We find defendant's arguments devoid of sufficient merit to warrant discussion in a written opinion. R. 2:11-3(e)(2). We add only the following brief comments. The "step-down" statute is clear and unambiguous. It requires a court to treat a second offense occurring more than ten years after the first offense as a first conviction for sentencing purposes. N.J.S.A. 39:4-50(a)(3). The statute also requires a court to treat a third offense occurring more than ten years after the second offense as a second conviction for sentencing purposes. Ibid. The statue neither requires nor authorizes a court to treat a fourth offense that occurs more than ten years after a third offense as a second conviction for sentencing purposes.

Nor does Revie provide support for defendant's argument. The defendant in Revie was facing sentencing for a fourth DWI conviction. Supra, 220 N.J. at 128. Previously, his sentence for his third DWI conviction had been stepped down for sentencing purposes to a second offense, more than ten years having elapsed between his second and third offenses.
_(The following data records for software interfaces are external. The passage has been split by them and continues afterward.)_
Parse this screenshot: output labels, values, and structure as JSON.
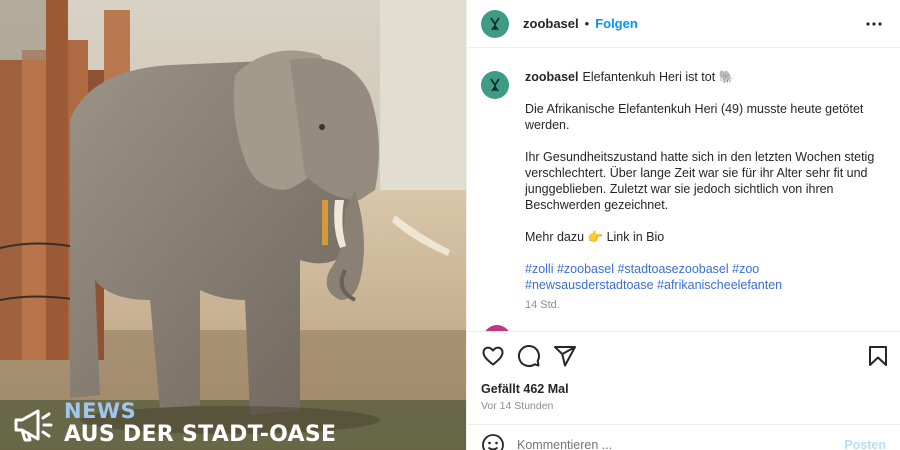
{
  "photo": {
    "overlay_line1": "NEWS",
    "overlay_line2": "AUS DER STADT-OASE"
  },
  "header": {
    "username": "zoobasel",
    "separator": "•",
    "follow_label": "Folgen",
    "more_icon": "more-horizontal-icon"
  },
  "caption": {
    "username": "zoobasel",
    "title": "Elefantenkuh Heri ist tot 🐘",
    "paragraphs": [
      "Die Afrikanische Elefantenkuh Heri (49) musste heute getötet werden.",
      "Ihr Gesundheitszustand hatte sich in den letzten Wochen stetig verschlechtert. Über lange Zeit war sie für ihr Alter sehr fit und junggeblieben. Zuletzt war sie jedoch sichtlich von ihren Beschwerden gezeichnet.",
      "Mehr dazu 👉 Link in Bio"
    ],
    "hashtags": [
      "#zolli",
      "#zoobasel",
      "#stadtoasezoobasel",
      "#zoo",
      "#newsausderstadtoase",
      "#afrikanischeelefanten"
    ],
    "time": "14 Std."
  },
  "actions": {
    "like_icon": "heart-icon",
    "comment_icon": "comment-icon",
    "share_icon": "send-icon",
    "save_icon": "bookmark-icon",
    "likes": "Gefällt 462 Mal",
    "posted_ago": "Vor 14 Stunden"
  },
  "comment": {
    "placeholder": "Kommentieren ...",
    "post_label": "Posten",
    "emoji_icon": "smiley-icon"
  },
  "colors": {
    "accent": "#0095f6",
    "avatar": "#3f9a86",
    "hashtag": "#3a6ed8"
  }
}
Id. at 128-29. In addition, following his third conviction, a court granted the defendant post-conviction relief with respect to his second DWI conviction, which resulted from defendant's uncounseled guilty plea. Id. at 129. The Court held "defendant's uncounseled guilty plea . . . may not be used for the purpose of enhancing defendant's term of incarceration when he is sentenced in the present case." Id. at 139. The Court went on to hold, however, the "[uncounseled] DWI conviction constitutes a prior conviction for purposes of determining the administrative penalties as prescribed by N.J.S.A. 39:4-50(a) -- the revocation of defendant's driver's license, the imposition of fines, and the installation of an interlock device pursuant to N.J.S.A. 39:4-50.17." Here, defendant did not claim that any of his previous DWI convictions resulted from uncounseled guilty pleas. More important, defendant's refusal offense did not expose him to a loss of liberty. For those reasons, his reliance on Revie is misplaced.
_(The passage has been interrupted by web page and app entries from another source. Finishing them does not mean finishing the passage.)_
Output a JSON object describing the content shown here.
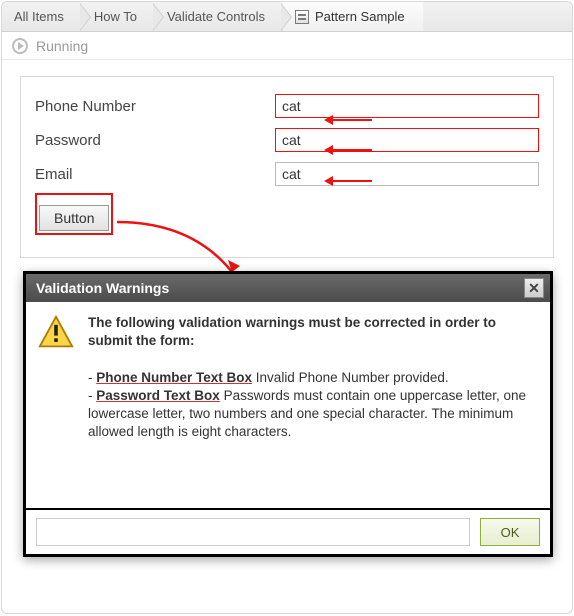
{
  "breadcrumbs": {
    "items": [
      {
        "label": "All Items"
      },
      {
        "label": "How To"
      },
      {
        "label": "Validate Controls"
      },
      {
        "label": "Pattern Sample",
        "selected": true
      }
    ]
  },
  "status": {
    "label": "Running"
  },
  "form": {
    "fields": [
      {
        "label": "Phone Number",
        "value": "cat",
        "error": true
      },
      {
        "label": "Password",
        "value": "cat",
        "error": true
      },
      {
        "label": "Email",
        "value": "cat",
        "error": false
      }
    ],
    "button_label": "Button"
  },
  "dialog": {
    "title": "Validation Warnings",
    "lead": "The following validation warnings must be corrected in order to submit the form:",
    "items": [
      {
        "field": "Phone Number Text Box",
        "message": "Invalid Phone Number provided."
      },
      {
        "field": "Password Text Box",
        "message": "Passwords must contain one uppercase letter, one lowercase letter, two numbers and one special character. The minimum allowed length is eight characters."
      }
    ],
    "ok_label": "OK"
  },
  "colors": {
    "error": "#ee1111",
    "accent": "#8fae3b"
  }
}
Defendant has not argued that the municipal court and Law Division judges were without authority to increase the time for maintaining the interlock device when defendant appeared before them the second time. The record is inadequate to permit us to determine whether the issue has become moot due to intervening time, events, or for other reasons. Hence, we decline to remand the matter for resentencing. Defendant may make an application to the Law Division if appropriate.
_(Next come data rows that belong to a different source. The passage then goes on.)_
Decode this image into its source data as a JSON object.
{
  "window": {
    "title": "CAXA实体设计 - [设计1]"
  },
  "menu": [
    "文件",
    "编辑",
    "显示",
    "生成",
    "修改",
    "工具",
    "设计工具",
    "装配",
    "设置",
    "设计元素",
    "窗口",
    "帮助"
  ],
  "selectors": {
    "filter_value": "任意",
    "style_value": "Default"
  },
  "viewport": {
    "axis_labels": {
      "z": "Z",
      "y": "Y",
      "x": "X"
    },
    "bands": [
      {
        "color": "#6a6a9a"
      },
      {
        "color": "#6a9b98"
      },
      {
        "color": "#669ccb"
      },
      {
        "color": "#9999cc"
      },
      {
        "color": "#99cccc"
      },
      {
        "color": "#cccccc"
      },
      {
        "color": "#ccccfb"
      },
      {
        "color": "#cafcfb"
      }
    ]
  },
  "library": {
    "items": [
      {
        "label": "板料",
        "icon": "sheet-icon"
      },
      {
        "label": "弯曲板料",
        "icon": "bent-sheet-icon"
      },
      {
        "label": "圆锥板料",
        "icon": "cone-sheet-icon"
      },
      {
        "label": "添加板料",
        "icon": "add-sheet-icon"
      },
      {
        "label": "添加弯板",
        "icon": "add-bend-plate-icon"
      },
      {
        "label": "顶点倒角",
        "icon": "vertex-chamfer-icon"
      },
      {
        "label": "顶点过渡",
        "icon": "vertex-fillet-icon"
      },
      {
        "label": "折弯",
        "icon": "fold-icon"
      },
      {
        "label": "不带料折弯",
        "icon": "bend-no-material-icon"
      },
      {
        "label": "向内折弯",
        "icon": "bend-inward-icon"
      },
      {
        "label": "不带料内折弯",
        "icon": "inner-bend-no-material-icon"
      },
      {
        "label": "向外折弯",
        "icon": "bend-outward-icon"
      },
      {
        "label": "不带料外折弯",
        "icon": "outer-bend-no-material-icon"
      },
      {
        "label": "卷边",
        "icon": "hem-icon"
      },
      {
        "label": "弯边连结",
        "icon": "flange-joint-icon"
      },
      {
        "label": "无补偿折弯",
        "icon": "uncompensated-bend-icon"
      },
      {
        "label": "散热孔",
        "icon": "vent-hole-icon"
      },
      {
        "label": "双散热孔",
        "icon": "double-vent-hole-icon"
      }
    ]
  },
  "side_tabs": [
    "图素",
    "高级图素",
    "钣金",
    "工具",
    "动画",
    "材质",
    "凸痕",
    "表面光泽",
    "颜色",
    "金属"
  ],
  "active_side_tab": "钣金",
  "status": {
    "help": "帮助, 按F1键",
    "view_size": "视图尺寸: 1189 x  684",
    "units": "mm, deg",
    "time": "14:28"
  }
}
Affirmed.

1 N.J.S.A. 39:4-50(a)(3) provides in pertinent part: "[I]f the second offense occurs more than 10 years after the first offense, the court shall treat the second conviction as a first offense for sentencing purposes and if a third offense occurs more than 10 years after the second offense, the court shall treat the third conviction as a second offense for sentencing purposes." The statute applies to sentencing for refusal convictions enhanced by previous DWI convictions. State v. Taylor, 440 N.J. Super. 387, 392 (App. Div.), certif. denied, 223 N.J. 283 (2015).

2 Previous DWI convictions enhance a subsequent sentence for refusal. State v. Frye, 217 N.J. 566, 569 (2014); see also In re Bergwall, 85 N.J. 382 (1981), rev'g on dissent, 173 N.J. Super. 431, 436 (App. Div. 1980) (Lora, P.J.A.D., dissenting); State v. Fielding, 290 N.J. Super. 191, 193-94 (App. Div. 1996) (explaining that a defendant previously convicted of DWI must receive an enhanced suspension for a subsequent refusal conviction).

3 Defendant cited no authority for either the assertion that the matter was back for "resentencing" or the proposition that he had a right to make a new argument after exhausting his right to appeal. The municipal court judge asked for none. In his appellate brief, defendant cites to neither the record nor to any law to support the assertion that he was to be "resentenced." Contrarily, he states that the matter was returned to municipal court for "execution of defendant-appellant's original sentence."

4 The municipal court transcript reflects the judge "resentenced" defendant by telling counsel the sentence defendant faced, even if the offense was stepped down to a third conviction, and then telling the attorney, "I just sentenced him."